Rosalind Fixed Her Steady Eyes Like X-Rays Drawing on Franklin’s biography for inspiration, this piece takes its text from Rosalind Franklin: The Dark Lady of DNA by Brenda Maddox. “Rosalind fixed her steady eyes like X-rays on the human specimen before her” is a quote from the book that describes what Rosalind was like in conversation. The quarter tone glissandi, glottal vibrato and quartet tone vibrato in this piece are inspired by the X-rays that Rosalind employed in the taking of Photo 51.

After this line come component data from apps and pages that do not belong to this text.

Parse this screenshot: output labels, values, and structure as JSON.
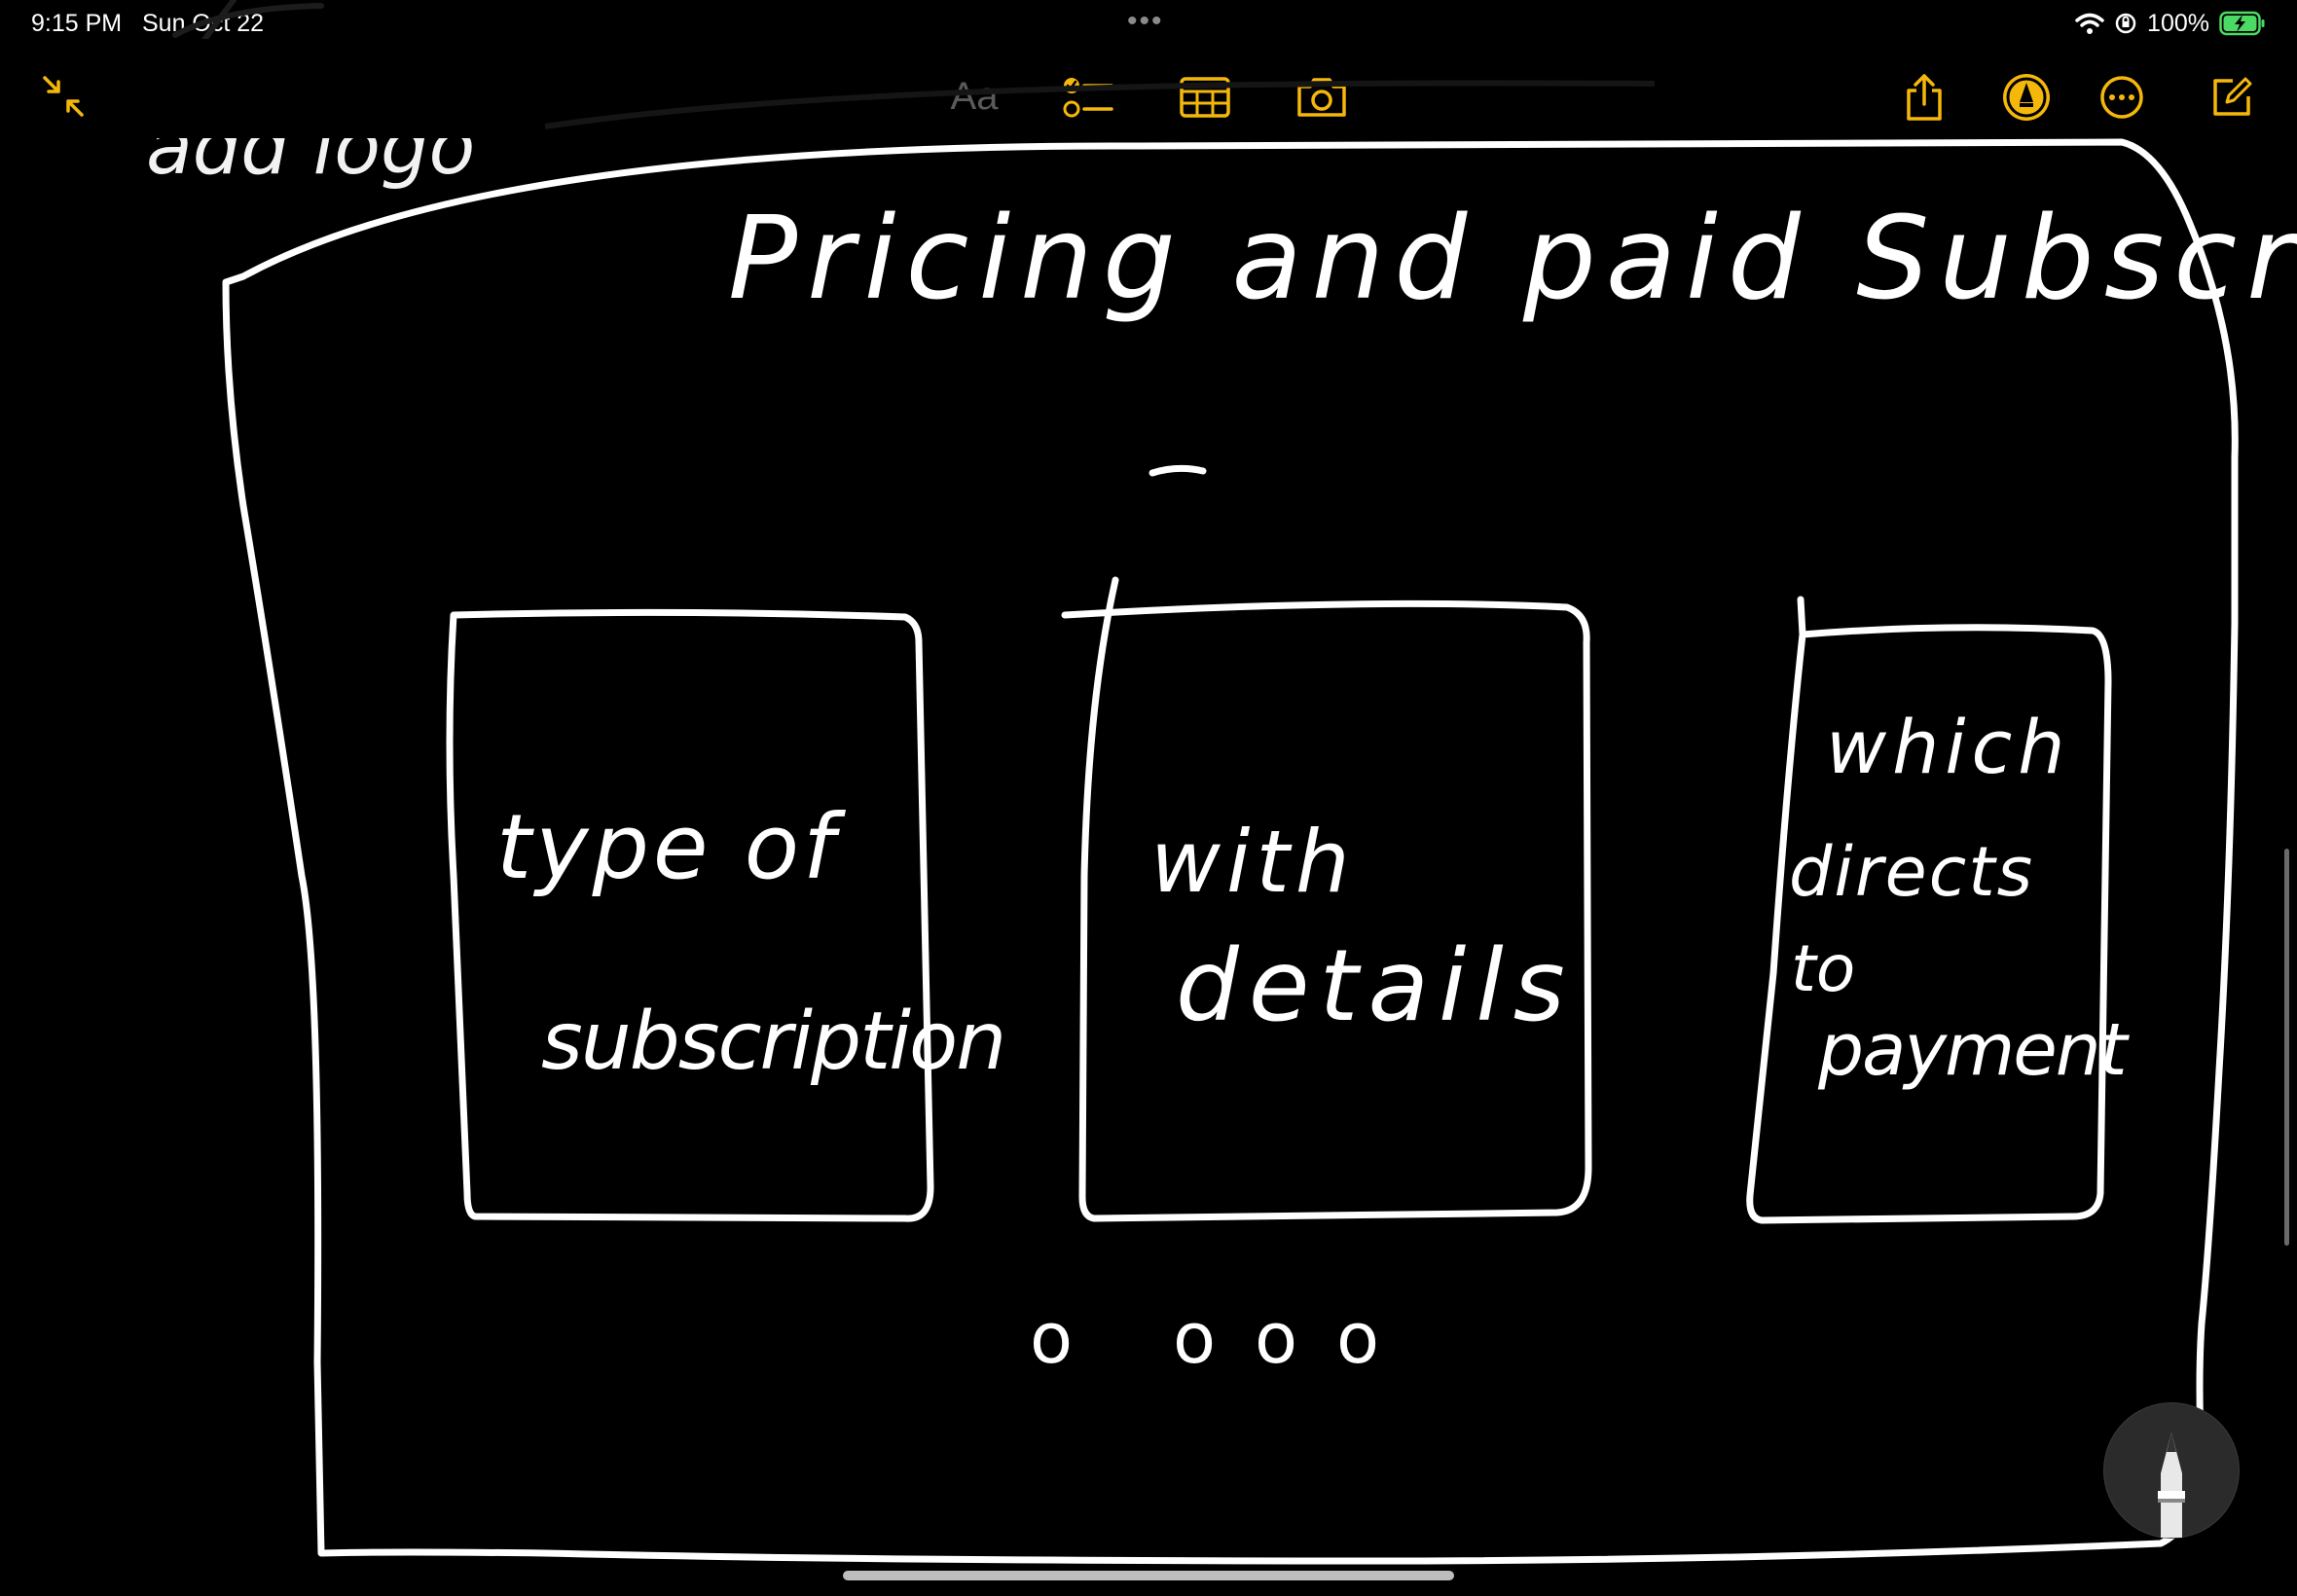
{
  "status_bar": {
    "time": "9:15 PM",
    "date": "Sun Oct 22",
    "battery": "100%"
  },
  "toolbar": {
    "format_label": "Aa",
    "icons": {
      "collapse": "collapse-arrows-icon",
      "checklist": "checklist-icon",
      "table": "table-icon",
      "camera": "camera-icon",
      "share": "share-icon",
      "markup": "markup-pen-icon",
      "more": "more-ellipsis-icon",
      "compose": "compose-icon"
    }
  },
  "note": {
    "top_left_text": "add logo",
    "title": "Pricing and paid Subscriptio",
    "boxes": [
      {
        "lines": [
          "type of",
          "subscription"
        ]
      },
      {
        "lines": [
          "with",
          "details"
        ]
      },
      {
        "lines": [
          "which",
          "directs",
          "to",
          "payment"
        ]
      }
    ],
    "pagination_dots": "o ooo"
  },
  "colors": {
    "accent": "#f5b80a",
    "background": "#000000",
    "ink": "#ffffff"
  }
}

The Instant I Saw The Picture This piece sets a quote from James Watson, detailing his reaction to first seeing Photo 51 (“The instant I saw the picture, my mouth feel open and my pulse began to race’). Musically it takes inspiration from Barber Shop quartets, due to the fact there were four singers, and because it approximated the musical styles of the time that Rosalind would have been working.
Glissandi are still ever present in this piece: I imagine them to function almost like a lens adjusting, with the resulting sharpening of an image.
I was born in Essex in 1980 and received my musical education at the Yehudi Menuhin School, the University of Cambridge (where I was awarded a double 1st for my BA in Music and a distinction for my MPhil in Composition) and Kings College London (PhD, Composition).
So boring – I’ve been a self-employed composer, composition supervisor (at Cambridge University) and a self-employed piano teacher.
I’ve also worked as DARE Fellow in the Operatic Arts at Opera North and University of Leeds, at the Cambridge University Department of Psychiatry as a Leverhulme Artist in Residence, and as Musician in Residence at Rambert Dance in London
The highlight of my career is coming up – a 30 minute work for Marcus Farnsworth (Baritone) and the BBC Symphony Orchestra at the Barbican on 30th November 2018, as part of the Armistice commemorations. The piece sets a new text by librettist Tamsin Collison.
Did You Know?
I am excellent at growing vegetables!
An Inspiring Woman
Judith Weir has inspired me – although I had been composing for several years before I heard her music, when I did it confirmed to me that this was a career I could defintely pursue